The Senses and the Intellect
J. W. Parker, 1855 - 614 strán (strany)
"The object of this treatise is to give a full and systematic account of two principal divisions of the science of mind, the Senses and the Intellect. The remaining two divisions, comprising the Emotions and the Will, will be the subject of a future treatise. While endeavouring to present in a methodical form all the important facts and doctrines bearing upon mind, considered as a branch of science, I have seen reason to adopt some new views, and to depart in a few instances from the most usual arrangement of the topics"--Chapter. (PsycINFO Database Record (c) 2009 APA, all rights reserved).
Čo hovoria ostatní - Napísať recenziu
Na obvyklých miestach sme nenašli žiadne recenzie.
Iné vydania - Zobraziť všetky
according action activity acute alimentary canal already amount animal appear arising belonging body brain called cause central centres cerebellum cerebrum character cold common condition connected consciousness consists constitute continuance contraction corpora course described direction discrimination distinct distinguished effect effort emotion energy enter entire example excitement exercise exertion existence experiments expression extremities fact feeling fibres force functions gives greater grey matter head hemispheres human impression increase influence intellectual intense irritation kind known less limb lungs marked masses means medulla oblongata mental mind mode movements moving muscles muscular named nature nerve nervous object observation organs origin pain pass pleasure portion present produced proper regards remarked roots seen sensation sense sensibility side skin smell sound spinal cord spontaneous stimulus structure substance surface taste term tion tissue touch various volition weight
Strana 589 - ... and tumblings of the big blue German Ocean. Seaward St. Abb's Head, of whinstone, bounds your horizon to the east, not very far off; west, close by, is the deep bay, and fishy little village of Belhaven : the gloomy Bass and other rock-islets, and farther the Hills of Fife, and foreshadows of the Highlands, are visible as you look seaward. From the bottom of Belhaven bay to that of the next seabight St. Abb's-ward, the Town and its environs form a peninsula. Along the base of which peninsula,...

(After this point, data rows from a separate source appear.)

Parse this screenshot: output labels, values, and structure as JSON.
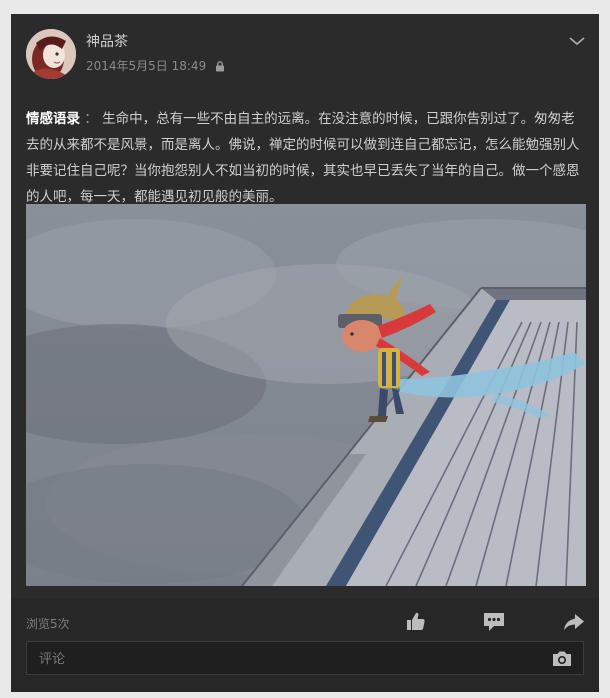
{
  "post": {
    "author": "神品茶",
    "timestamp": "2014年5月5日 18:49",
    "privacy_icon": "lock-icon",
    "menu_icon": "chevron-down-icon",
    "content_label": "情感语录",
    "content_sep": "：",
    "content_text": "生命中，总有一些不由自主的远离。在没注意的时候，已跟你告别过了。匆匆老去的从来都不是风景，而是离人。佛说，禅定的时候可以做到连自己都忘记，怎么能勉强别人非要记住自己呢？当你抱怨别人不如当初的时候，其实也早已丢失了当年的自己。做一个感恩的人吧，每一天，都能遇见初见般的美丽。"
  },
  "footer": {
    "views": "浏览5次",
    "like_icon": "thumbs-up-icon",
    "comment_icon": "comment-icon",
    "share_icon": "share-icon",
    "comment_placeholder": "评论",
    "camera_icon": "camera-icon"
  },
  "colors": {
    "card_bg": "#2b2b2b",
    "page_bg": "#e9e9e9",
    "text": "#cfcfcf",
    "muted": "#8a8a8a"
  }
}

Strana 589 - THE small Town of Dunbar stands, high and windy, looking down over its herring-boats, over its grim old Castle now much honeycombed, — on one of those projecting rock-promontories with which that shore of the Frith of Forth is niched and vandyked, as far as the eye can reach.
Strana 378 - Why this celestial vault appears more distant towards the horizon, than towards the zenith, will afterwards appear. 3. The colours of objects, according as they are more distant, become more faint and languid, and are tinged more with the azure of the intervening atmosphere : to this we may add, that their minute parts become more indistinct, and their outline less accurately defined.
Strana 504 - ... if advanced, it would find easy and sincere credence, when we recollect how many similar delusions have obtained vogue in modern times far more favourable to historical accuracy — how much false colouring has been attached by the political feeling of recent days to matters of ancient history, such as the Saxon Wittenagemote, the Great Charter, the rise and growth of the English House of Commons, or even the Poor-law of Elizabeth.
Strana 613 - Varronianus. A Critical and Historical Introduction to the Ethnography of Ancient Italy, and to the Philological Study of the Latin Language. By the late JW DONALDSON, DD Third Edition, revised and considerably enlarged. 8vo. 16*.
Strana 527 - Persuasion implies that some course of conduct shall be so described, or expressed, as to coincide, or be identified, with the active impulses of the individuals addressed, and thereby command their adoption of it by the force of their own natural dispositions.
Strana v - ALEXANDER BAIN'S WORKS. THE SENSES AND THE INTELLECT. By ALEXANDER BAIN. LL. D., Professor of Logic in the University of Aberdeen. 8vo. Cloth, $5.00. The object of this treatise Is to give a full and systematic account of two principal divisions of the science of mind— the senses and the intellect.